**Description of the task**
The expected output is the data below, restated word for word.

BEGIN Task material

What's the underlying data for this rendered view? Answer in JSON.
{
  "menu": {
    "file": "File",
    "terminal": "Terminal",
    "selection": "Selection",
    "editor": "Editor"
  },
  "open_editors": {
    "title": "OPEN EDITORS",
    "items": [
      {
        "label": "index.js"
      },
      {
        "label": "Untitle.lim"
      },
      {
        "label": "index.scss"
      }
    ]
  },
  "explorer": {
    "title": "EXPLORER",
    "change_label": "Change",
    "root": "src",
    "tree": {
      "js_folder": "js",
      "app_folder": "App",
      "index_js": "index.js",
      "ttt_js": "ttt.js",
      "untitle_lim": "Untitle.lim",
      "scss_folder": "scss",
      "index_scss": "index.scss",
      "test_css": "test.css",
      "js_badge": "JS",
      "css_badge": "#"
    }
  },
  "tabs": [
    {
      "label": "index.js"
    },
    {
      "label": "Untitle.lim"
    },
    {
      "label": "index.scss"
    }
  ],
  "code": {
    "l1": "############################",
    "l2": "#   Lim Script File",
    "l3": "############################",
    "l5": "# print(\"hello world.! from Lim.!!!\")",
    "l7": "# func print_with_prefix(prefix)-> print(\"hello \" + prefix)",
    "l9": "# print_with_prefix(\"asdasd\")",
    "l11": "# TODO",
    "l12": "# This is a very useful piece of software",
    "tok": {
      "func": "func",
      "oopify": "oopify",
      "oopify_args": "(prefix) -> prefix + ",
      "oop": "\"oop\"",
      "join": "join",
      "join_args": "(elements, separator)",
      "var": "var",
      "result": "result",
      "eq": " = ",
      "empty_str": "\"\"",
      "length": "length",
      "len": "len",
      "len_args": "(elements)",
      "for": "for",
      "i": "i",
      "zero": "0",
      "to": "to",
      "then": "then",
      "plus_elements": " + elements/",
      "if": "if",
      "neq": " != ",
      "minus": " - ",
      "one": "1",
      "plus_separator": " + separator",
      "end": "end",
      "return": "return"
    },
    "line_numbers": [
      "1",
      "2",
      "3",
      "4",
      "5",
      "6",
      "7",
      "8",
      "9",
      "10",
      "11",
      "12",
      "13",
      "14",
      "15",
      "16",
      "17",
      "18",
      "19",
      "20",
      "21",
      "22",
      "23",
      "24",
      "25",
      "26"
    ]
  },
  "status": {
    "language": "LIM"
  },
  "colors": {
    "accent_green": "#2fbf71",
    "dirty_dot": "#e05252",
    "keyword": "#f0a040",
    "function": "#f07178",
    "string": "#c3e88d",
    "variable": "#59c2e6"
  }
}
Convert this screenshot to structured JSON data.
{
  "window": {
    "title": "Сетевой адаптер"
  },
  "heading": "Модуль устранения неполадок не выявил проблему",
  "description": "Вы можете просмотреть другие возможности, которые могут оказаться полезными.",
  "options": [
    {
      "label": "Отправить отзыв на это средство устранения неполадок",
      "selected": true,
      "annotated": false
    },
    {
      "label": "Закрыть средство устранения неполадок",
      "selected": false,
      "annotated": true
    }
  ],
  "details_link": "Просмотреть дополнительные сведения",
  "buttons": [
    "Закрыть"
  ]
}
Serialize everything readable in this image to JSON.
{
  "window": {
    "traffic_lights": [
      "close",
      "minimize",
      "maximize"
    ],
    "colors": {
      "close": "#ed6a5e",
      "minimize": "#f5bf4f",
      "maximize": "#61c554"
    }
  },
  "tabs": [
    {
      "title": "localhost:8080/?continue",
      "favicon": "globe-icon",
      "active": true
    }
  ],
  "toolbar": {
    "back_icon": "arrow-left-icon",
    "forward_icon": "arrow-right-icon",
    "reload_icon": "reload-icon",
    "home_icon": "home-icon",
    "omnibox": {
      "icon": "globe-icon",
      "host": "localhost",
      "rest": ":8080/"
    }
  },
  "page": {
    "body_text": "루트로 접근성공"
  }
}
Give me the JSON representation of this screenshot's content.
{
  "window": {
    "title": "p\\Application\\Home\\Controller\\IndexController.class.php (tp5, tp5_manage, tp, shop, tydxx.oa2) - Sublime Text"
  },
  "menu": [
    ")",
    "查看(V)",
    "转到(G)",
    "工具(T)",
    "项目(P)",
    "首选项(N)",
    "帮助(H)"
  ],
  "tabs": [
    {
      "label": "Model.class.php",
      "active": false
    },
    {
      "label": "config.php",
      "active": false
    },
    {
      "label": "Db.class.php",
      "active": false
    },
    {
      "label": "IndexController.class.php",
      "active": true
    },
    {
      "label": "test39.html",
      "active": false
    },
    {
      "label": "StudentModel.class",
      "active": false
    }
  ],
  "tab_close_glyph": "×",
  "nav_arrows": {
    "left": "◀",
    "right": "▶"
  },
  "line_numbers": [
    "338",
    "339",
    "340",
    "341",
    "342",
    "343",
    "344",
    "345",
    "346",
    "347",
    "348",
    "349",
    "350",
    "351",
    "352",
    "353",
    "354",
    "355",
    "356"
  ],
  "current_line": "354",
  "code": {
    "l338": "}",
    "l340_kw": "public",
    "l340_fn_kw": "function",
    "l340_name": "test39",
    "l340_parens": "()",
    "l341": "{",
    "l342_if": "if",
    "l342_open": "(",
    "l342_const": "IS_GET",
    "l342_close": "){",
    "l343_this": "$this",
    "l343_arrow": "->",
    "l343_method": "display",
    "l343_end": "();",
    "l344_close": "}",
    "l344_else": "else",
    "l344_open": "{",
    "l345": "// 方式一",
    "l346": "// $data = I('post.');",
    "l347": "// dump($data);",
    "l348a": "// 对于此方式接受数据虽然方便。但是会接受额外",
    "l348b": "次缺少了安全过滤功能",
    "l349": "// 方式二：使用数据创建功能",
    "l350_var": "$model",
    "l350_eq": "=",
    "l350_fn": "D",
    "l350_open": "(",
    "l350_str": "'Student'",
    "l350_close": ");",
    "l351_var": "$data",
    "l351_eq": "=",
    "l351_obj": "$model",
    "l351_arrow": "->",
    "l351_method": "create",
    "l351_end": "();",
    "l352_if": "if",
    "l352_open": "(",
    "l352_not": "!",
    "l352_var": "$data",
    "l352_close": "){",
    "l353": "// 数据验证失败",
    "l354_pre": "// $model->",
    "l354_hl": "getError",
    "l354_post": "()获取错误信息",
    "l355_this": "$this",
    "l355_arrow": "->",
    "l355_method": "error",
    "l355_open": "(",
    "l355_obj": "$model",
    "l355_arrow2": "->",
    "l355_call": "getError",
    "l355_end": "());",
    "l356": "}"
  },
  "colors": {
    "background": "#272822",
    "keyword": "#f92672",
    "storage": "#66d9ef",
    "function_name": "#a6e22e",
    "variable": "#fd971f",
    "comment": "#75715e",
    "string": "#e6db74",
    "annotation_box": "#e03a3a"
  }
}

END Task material

**Output**
What's the underlying data for this rendered view? Answer in JSON.
{
  "menu": {
    "file": "File",
    "terminal": "Terminal",
    "selection": "Selection",
    "editor": "Editor"
  },
  "open_editors": {
    "title": "OPEN EDITORS",
    "items": [
      {
        "label": "index.js"
      },
      {
        "label": "Untitle.lim"
      },
      {
        "label": "index.scss"
      }
    ]
  },
  "explorer": {
    "title": "EXPLORER",
    "change_label": "Change",
    "root": "src",
    "tree": {
      "js_folder": "js",
      "app_folder": "App",
      "index_js": "index.js",
      "ttt_js": "ttt.js",
      "untitle_lim": "Untitle.lim",
      "scss_folder": "scss",
      "index_scss": "index.scss",
      "test_css": "test.css",
      "js_badge": "JS",
      "css_badge": "#"
    }
  },
  "tabs": [
    {
      "label": "index.js"
    },
    {
      "label": "Untitle.lim"
    },
    {
      "label": "index.scss"
    }
  ],
  "code": {
    "l1": "############################",
    "l2": "#   Lim Script File",
    "l3": "############################",
    "l5": "# print(\"hello world.! from Lim.!!!\")",
    "l7": "# func print_with_prefix(prefix)-> print(\"hello \" + prefix)",
    "l9": "# print_with_prefix(\"asdasd\")",
    "l11": "# TODO",
    "l12": "# This is a very useful piece of software",
    "tok": {
      "func": "func",
      "oopify": "oopify",
      "oopify_args": "(prefix) -> prefix + ",
      "oop": "\"oop\"",
      "join": "join",
      "join_args": "(elements, separator)",
      "var": "var",
      "result": "result",
      "eq": " = ",
      "empty_str": "\"\"",
      "length": "length",
      "len": "len",
      "len_args": "(elements)",
      "for": "for",
      "i": "i",
      "zero": "0",
      "to": "to",
      "then": "then",
      "plus_elements": " + elements/",
      "if": "if",
      "neq": " != ",
      "minus": " - ",
      "one": "1",
      "plus_separator": " + separator",
      "end": "end",
      "return": "return"
    },
    "line_numbers": [
      "1",
      "2",
      "3",
      "4",
      "5",
      "6",
      "7",
      "8",
      "9",
      "10",
      "11",
      "12",
      "13",
      "14",
      "15",
      "16",
      "17",
      "18",
      "19",
      "20",
      "21",
      "22",
      "23",
      "24",
      "25",
      "26"
    ]
  },
  "status": {
    "language": "LIM"
  },
  "colors": {
    "accent_green": "#2fbf71",
    "dirty_dot": "#e05252",
    "keyword": "#f0a040",
    "function": "#f07178",
    "string": "#c3e88d",
    "variable": "#59c2e6"
  }
}
Convert this screenshot to structured JSON data.
{
  "window": {
    "title": "Сетевой адаптер"
  },
  "heading": "Модуль устранения неполадок не выявил проблему",
  "description": "Вы можете просмотреть другие возможности, которые могут оказаться полезными.",
  "options": [
    {
      "label": "Отправить отзыв на это средство устранения неполадок",
      "selected": true,
      "annotated": false
    },
    {
      "label": "Закрыть средство устранения неполадок",
      "selected": false,
      "annotated": true
    }
  ],
  "details_link": "Просмотреть дополнительные сведения",
  "buttons": [
    "Закрыть"
  ]
}
Serialize everything readable in this image to JSON.
{
  "window": {
    "traffic_lights": [
      "close",
      "minimize",
      "maximize"
    ],
    "colors": {
      "close": "#ed6a5e",
      "minimize": "#f5bf4f",
      "maximize": "#61c554"
    }
  },
  "tabs": [
    {
      "title": "localhost:8080/?continue",
      "favicon": "globe-icon",
      "active": true
    }
  ],
  "toolbar": {
    "back_icon": "arrow-left-icon",
    "forward_icon": "arrow-right-icon",
    "reload_icon": "reload-icon",
    "home_icon": "home-icon",
    "omnibox": {
      "icon": "globe-icon",
      "host": "localhost",
      "rest": ":8080/"
    }
  },
  "page": {
    "body_text": "루트로 접근성공"
  }
}
Give me the JSON representation of this screenshot's content.
{
  "window": {
    "title": "p\\Application\\Home\\Controller\\IndexController.class.php (tp5, tp5_manage, tp, shop, tydxx.oa2) - Sublime Text"
  },
  "menu": [
    ")",
    "查看(V)",
    "转到(G)",
    "工具(T)",
    "项目(P)",
    "首选项(N)",
    "帮助(H)"
  ],
  "tabs": [
    {
      "label": "Model.class.php",
      "active": false
    },
    {
      "label": "config.php",
      "active": false
    },
    {
      "label": "Db.class.php",
      "active": false
    },
    {
      "label": "IndexController.class.php",
      "active": true
    },
    {
      "label": "test39.html",
      "active": false
    },
    {
      "label": "StudentModel.class",
      "active": false
    }
  ],
  "tab_close_glyph": "×",
  "nav_arrows": {
    "left": "◀",
    "right": "▶"
  },
  "line_numbers": [
    "338",
    "339",
    "340",
    "341",
    "342",
    "343",
    "344",
    "345",
    "346",
    "347",
    "348",
    "349",
    "350",
    "351",
    "352",
    "353",
    "354",
    "355",
    "356"
  ],
  "current_line": "354",
  "code": {
    "l338": "}",
    "l340_kw": "public",
    "l340_fn_kw": "function",
    "l340_name": "test39",
    "l340_parens": "()",
    "l341": "{",
    "l342_if": "if",
    "l342_open": "(",
    "l342_const": "IS_GET",
    "l342_close": "){",
    "l343_this": "$this",
    "l343_arrow": "->",
    "l343_method": "display",
    "l343_end": "();",
    "l344_close": "}",
    "l344_else": "else",
    "l344_open": "{",
    "l345": "// 方式一",
    "l346": "// $data = I('post.');",
    "l347": "// dump($data);",
    "l348a": "// 对于此方式接受数据虽然方便。但是会接受额外",
    "l348b": "次缺少了安全过滤功能",
    "l349": "// 方式二：使用数据创建功能",
    "l350_var": "$model",
    "l350_eq": "=",
    "l350_fn": "D",
    "l350_open": "(",
    "l350_str": "'Student'",
    "l350_close": ");",
    "l351_var": "$data",
    "l351_eq": "=",
    "l351_obj": "$model",
    "l351_arrow": "->",
    "l351_method": "create",
    "l351_end": "();",
    "l352_if": "if",
    "l352_open": "(",
    "l352_not": "!",
    "l352_var": "$data",
    "l352_close": "){",
    "l353": "// 数据验证失败",
    "l354_pre": "// $model->",
    "l354_hl": "getError",
    "l354_post": "()获取错误信息",
    "l355_this": "$this",
    "l355_arrow": "->",
    "l355_method": "error",
    "l355_open": "(",
    "l355_obj": "$model",
    "l355_arrow2": "->",
    "l355_call": "getError",
    "l355_end": "());",
    "l356": "}"
  },
  "colors": {
    "background": "#272822",
    "keyword": "#f92672",
    "storage": "#66d9ef",
    "function_name": "#a6e22e",
    "variable": "#fd971f",
    "comment": "#75715e",
    "string": "#e6db74",
    "annotation_box": "#e03a3a"
  }
}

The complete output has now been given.